  • 61. True or False? • Teens get most of their advice about how to behave online from peers • Most parents do not know enough or take the time to advise their teens on digital citizenship and online safety •Over time, parents are becoming less vigilant about their teens’ online behavior •Parents of girls are more engaged in monitoring their teens online behavior than parents of boys
  • 62. Teens Say Parents Are The Biggest Influence on Online and Cell Phone Behavior Who has been the biggest influence on what you think is appropriate or inappropriate when you are using a cell phone or going online? % of teens who use the internet or cell phones (n=778) Source: The Pew Research Center's Internet & American Life Teen-Parent survey, April 19-July 14, 2011. N=799 teens and parents, including oversample of minority families. Interviews conducted in English and Spanish.
  • 63. Where Teens Get Advice About Online Safety Based on % of teen technology users (n=778) TV, radio, Sibling or Parents Teacher newspapers, or Friend Older relative cousin magazines (media) 86% 70% 54% 46% 45% 45% Gender Boys 83% 65% 42% 40% 38% 38% Girls 89% 75%* 67%* 53%* 53%* 54%* Age 12 to 13 88% 70% 54% 50%* 44% 56%* 14 to 17 85% 70% 54% 45% 46% 40% Race White 88% 74% 51% 42%+ 45% 39%+ African American 80% 67% 62% 51% 50% 63%* Latino 82% 64% 55% 58%* 49% 52%* Household Income Less than $50K 84% 69% 58% 54%* 49% 52%* $50 or more 87% 70% 53% 40% 44% 40% Note: * indicates statistically significant difference between rows. For sections with + symbols, the data points accompanied by an asterisk * are only statistically significant relative to the data point marked with a + in the same column. Source: The Pew Research Center's Internet & American Life Teen-Parent survey, April 19-July 14, 2011. N=799 for teens and parents, including oversample of minority families. Interviews were conducted in English and Spanish.

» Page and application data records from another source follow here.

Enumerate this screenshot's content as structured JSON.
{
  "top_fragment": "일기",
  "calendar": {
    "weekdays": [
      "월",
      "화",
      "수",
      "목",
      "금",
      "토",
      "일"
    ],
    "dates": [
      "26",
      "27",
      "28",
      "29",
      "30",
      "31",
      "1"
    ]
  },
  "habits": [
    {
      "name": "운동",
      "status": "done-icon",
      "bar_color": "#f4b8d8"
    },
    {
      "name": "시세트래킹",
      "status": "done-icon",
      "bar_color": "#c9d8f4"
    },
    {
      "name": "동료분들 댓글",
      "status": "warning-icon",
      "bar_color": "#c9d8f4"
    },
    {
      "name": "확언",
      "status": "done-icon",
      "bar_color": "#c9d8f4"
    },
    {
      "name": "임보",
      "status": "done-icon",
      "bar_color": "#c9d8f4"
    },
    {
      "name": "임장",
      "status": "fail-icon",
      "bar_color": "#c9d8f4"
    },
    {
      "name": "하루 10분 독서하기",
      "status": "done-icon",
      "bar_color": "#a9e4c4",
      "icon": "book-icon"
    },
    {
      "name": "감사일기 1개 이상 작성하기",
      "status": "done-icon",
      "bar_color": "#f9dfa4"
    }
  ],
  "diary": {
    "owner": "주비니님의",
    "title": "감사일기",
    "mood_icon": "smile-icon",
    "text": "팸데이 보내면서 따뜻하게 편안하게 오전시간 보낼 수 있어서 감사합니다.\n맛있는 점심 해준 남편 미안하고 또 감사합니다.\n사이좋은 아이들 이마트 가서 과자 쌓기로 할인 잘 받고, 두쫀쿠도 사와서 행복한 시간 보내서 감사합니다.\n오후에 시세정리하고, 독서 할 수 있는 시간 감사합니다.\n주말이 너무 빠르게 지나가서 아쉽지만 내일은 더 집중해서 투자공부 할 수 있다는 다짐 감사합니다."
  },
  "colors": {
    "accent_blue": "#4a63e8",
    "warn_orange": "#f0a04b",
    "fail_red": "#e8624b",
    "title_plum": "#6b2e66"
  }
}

  • 64. Parents and Teens Communicate About Online Safety Parents and teens report they talk together about online safety “Have you ever talked about…?” (% of teen internet or cell phone users, and % of parents of those teens) Source: The Pew Research Center's Internet & American Life Teen-Parent survey, April 19-July 14, 2011. N=799 for teens and parents, including oversample of minority families. Interviews were conducted in English and Spanish.* indicates statistically significant difference between bars. Also note -- the phrasing in the chart reflects the wording asked of teens. The questions asked of parents did not include references to cell phones, but were otherwise identical.
  • 65. Parents Today are More Vigilant About Monitoring Teen Online Behavior Percent of parents who check what sites their teen has visited Parents in higher- % of parents of online teens income households and those with at least a high school diploma are more likely than others to check up on their teen’s online travels The age and gender of the teenager are not associated with this kind of parental monitoring Source: The Pew Research Center's Internet & American Life Teen-Parent surveys. All available at pewinternet.org
  • 66. Most Parents of Teens Use Parental Controls More than half of parents use parental controls to manage teens’ internet access Another third use parental controls on teens’ mobile phones Parents of young teen boys (age 12-13) are the most likely to restrict their teen’s cell use 17% of all parents use both forms of parental controls 41% do not use any parental controls
  • 67. THANK YOU!! All data available at: pewinternet.org Kristen Purcell, Ph.D. Associate Director, Research Pew Research Center’s Internet & American Life Project kpurcell@pewinternet.org Twitter: @pewinternet @kristenpurcell